Buying interest for mid-weight categories was characterized as sluggish, while light-weight bawlers were once again very strong. Temperatures were above average across Western Canada with limited precipitation. Pen conditions are soft and foot problems continue to be a serious issue for calves under 800 lbs. Backgrounders are having to control weight gains as 650- to 750-pounders can become very fleshy over a short period time under the current conditions. Gains may be favourable but the selling discounts can offset efficiencies quite easily.
This environment may be contributing to the tepid demand for the mid-weight categories because buyers eventually become sellers into an extremely sensitive crowd. Late year-end buying wasn’t a main feature and those sellers bringing cattle to market were slightly disappointed.
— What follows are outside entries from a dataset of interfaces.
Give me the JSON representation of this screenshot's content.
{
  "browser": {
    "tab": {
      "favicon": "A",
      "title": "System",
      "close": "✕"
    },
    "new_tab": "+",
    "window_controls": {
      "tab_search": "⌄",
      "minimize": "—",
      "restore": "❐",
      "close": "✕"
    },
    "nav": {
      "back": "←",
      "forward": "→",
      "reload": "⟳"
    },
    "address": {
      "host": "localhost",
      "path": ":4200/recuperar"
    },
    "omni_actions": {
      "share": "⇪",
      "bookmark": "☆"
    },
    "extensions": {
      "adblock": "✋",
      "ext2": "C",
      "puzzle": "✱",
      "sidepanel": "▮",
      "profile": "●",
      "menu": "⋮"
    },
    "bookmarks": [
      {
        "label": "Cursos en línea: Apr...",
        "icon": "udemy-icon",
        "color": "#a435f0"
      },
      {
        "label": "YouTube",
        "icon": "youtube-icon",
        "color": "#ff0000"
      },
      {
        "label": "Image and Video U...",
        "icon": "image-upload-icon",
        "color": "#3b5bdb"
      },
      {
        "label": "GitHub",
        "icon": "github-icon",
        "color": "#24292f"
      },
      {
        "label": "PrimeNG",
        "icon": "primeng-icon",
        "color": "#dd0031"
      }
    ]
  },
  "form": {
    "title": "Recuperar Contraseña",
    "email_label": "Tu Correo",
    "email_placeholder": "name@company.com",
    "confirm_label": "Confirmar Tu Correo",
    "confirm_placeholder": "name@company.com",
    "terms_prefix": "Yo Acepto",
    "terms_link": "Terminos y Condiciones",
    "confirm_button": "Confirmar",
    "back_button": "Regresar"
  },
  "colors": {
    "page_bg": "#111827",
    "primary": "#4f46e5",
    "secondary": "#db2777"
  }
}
Securing ownership was quite easy despite the smaller volumes available.
In central Alberta, Simmental-based steers weighing just over 800 lbs. sold for $194 while a feedlot in central Saskatchewan reported 850-lb. fleshier Charolais-blended steers weighing 850 lbs. were valued at $191. South of Edmonton, heavier-butter mixed red heifers weighing 880 lbs. were quoted at $178.
Short-weaned 600-lb. Angus-based steers with summer vaccinations were valued at $210 in central Alberta and similar quality heifers weighing 570 lbs. were quoted at $185. In southern Alberta, unweaned tan mixed steers averaging 510 lbs. were valued at $235 while mixed heifers weighing 500 lbs. were quoted at $212. In central Alberta, mixed steers weighing 380 lbs. were quoted at $272. Feedlot operators are anticipating a hot yearling market next fall which is setting a firm tone for the grasser categories.
Feedlot margins are in positive territory, which has contributed to the optimistic tone in the feeder market. On the flipside, Alberta and Saskatchewan feedlot inventories are 18 per cent above the five-year average so there will be limited demand for replacements during January.
— Jerry Klassen manages the Canadian office of Swiss-based grain trader GAP SA Grains and Produits Ltd. and is president and founder of Resilient Capital, specializing in proprietary commodity futures trading and market analysis. Jerry consults with feedlots on risk management and writes a weekly cattle market commentary. He can be reached at 204-504-8339 or via his website at ResilCapital.com.